Clogher, Diocese of (Clogherensis), a suffragan of Armagh, Ireland, which comprises the County Monaghan, almost the whole of Fermanagh, the southern portion of Tyrone, and parts of Donegal, Louth, and Cavan. It takes its name from Clogher, the seat of the Prince of Oriel with whose territory the old Diocese of Clogher was, practically speaking, coextensive. The see was founded by St. Patrick, who appointed one of his household, St. Macarten, as first bishop. There does not seem to be any evidence that St. Patrick governed Clogher as a distinct diocese before taking up his residence at Armagh, as is stated by Jocelyn. There is great difficulty in tracing the succession of bishops in Clogher, as indeed in every Irish diocese from the sixth to the eleventh century, on account of the confusion of the bishops with the abbots of the monastic establishments; the difficulty is increased in Clogher in view of the diversity existing between the lists as given in the Irish Annals, and the “Register of Clogher”, compiled by Patrick Culin, Bishop of Clogher (1519-34), and Roderick Cassidy, archdeacon of the diocese. The “Register of Clogher” is of very little historical value.
In 1241 Henry III ordered that Clogher should be united to Armagh, on account of the poverty of both dioceses, but this was not carried out, though under Bishop David O’Brogan large portions of Tyrone were cut off from Clogher and given to Ardstraw (now united with Derry), while the greater part of the present County Louth, including Dundalk, Drogheda, and Ardee, was taken over by Armagh.

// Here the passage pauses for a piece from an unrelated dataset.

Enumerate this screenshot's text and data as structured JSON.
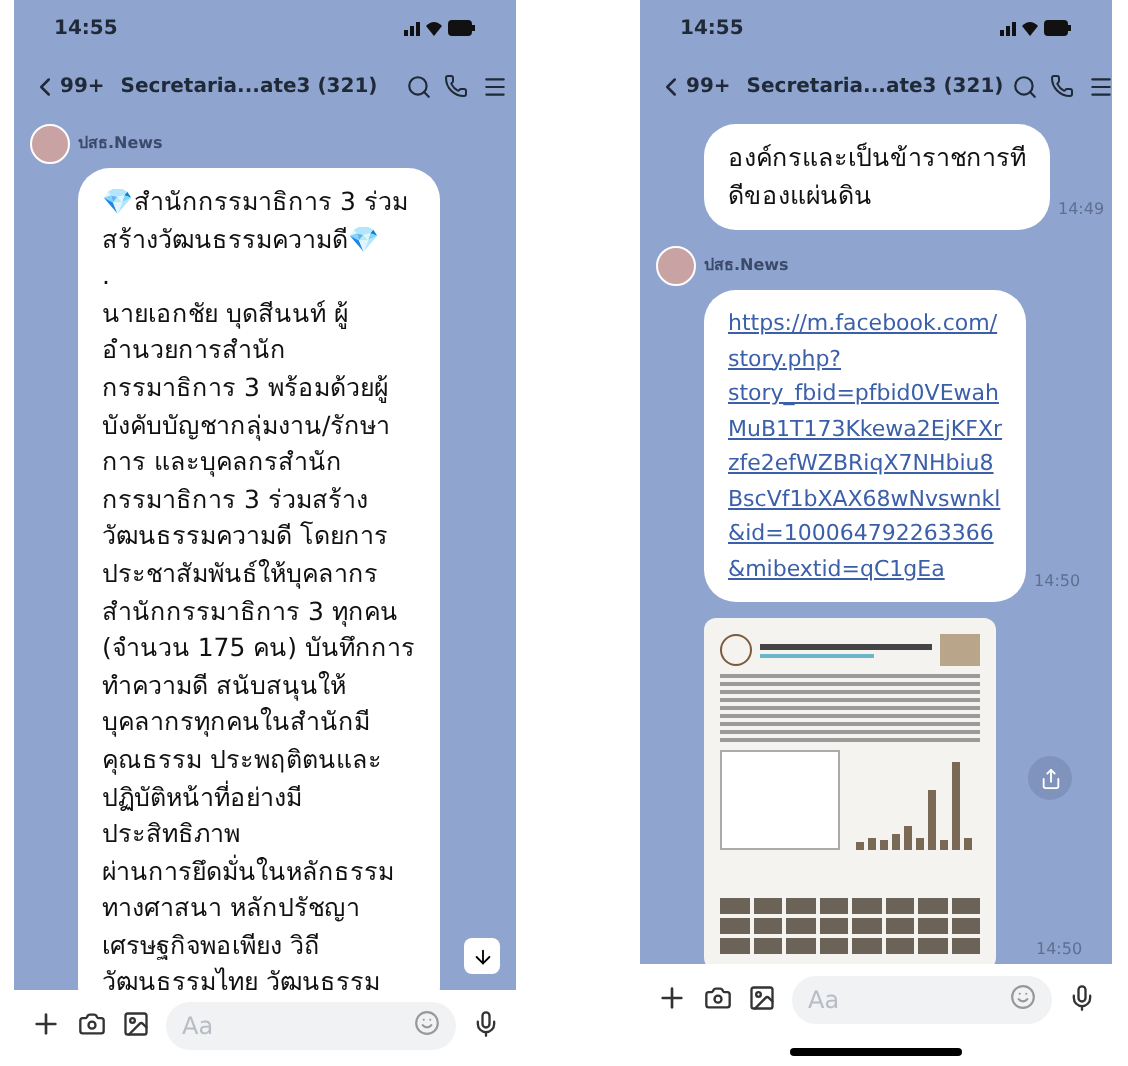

In 1535 Bishop Odo, or Hugh O’Cervallan, was appointed to the See of Clogher by Paul III, and on the submission of his patron Con O’Neill to Henry VIII, this prelate seems to have accepted the new teaching, and was superseded by Raymond MacMahon, 1546. From his time there are two lines of bishops in Clogher, the Catholic and the Protestant. The apostate Miler Magrath was appointed Protestant bishop by Queen Elizabeth in 1570, but on his promotion to Cashel, resigned Clogher in the same year. Heber or Emer MacMahon (1643-50) took a prominent part in the war of the Irish Confederates, and on the death of Owen Roe O’Neill, was chosen general of the confederate forces. He was defeated at Scariffhollis near Letterkenny, taken prisoner by Coote, and beheaded at Enniskillen. Owing to the persecutions of the Irish Catholics, Clogher was governed by vicars during the periods 1612-43, 1650-71, 1687-1707, 1713-27. The chapter of Clogher was allowed to lapse, but towards the end of the eighteenth century it was reestablished by papal Brief.
A very important provincial synod was held at Clones in 1670 by Oliver Plunkett, Archbishop of Armagh (see Moran, Life of Plunkett). The most remarkable shrines of the diocese are at St. Patrick’s, Lough Derg, near Pettigo, still frequented by thousands of pilgrims from all parts of the world (see Saint Patrick’s Purgatory); Devenish Island in Lough Erne (see McKenna, Devenish, its History and Antiquities, Dublin, 1897); Innismacsaint, also in Lough Erne, where the “Annals of Ulster” were composed; Lisgoole, Clones, and Clogher. The most celebrated works of ancient ecclesiastical art connected with the diocese are the Domnach Airigid, a shrine enclosing a copy of the Gospels, said to have been given by St. Patrick to St. Macarten, and the Cross of Clogher, both of them now in the National Museum in Dublin. The Catholic population of the diocese is 101,162, distributed in forty parishes and ministered to by about 100 priests.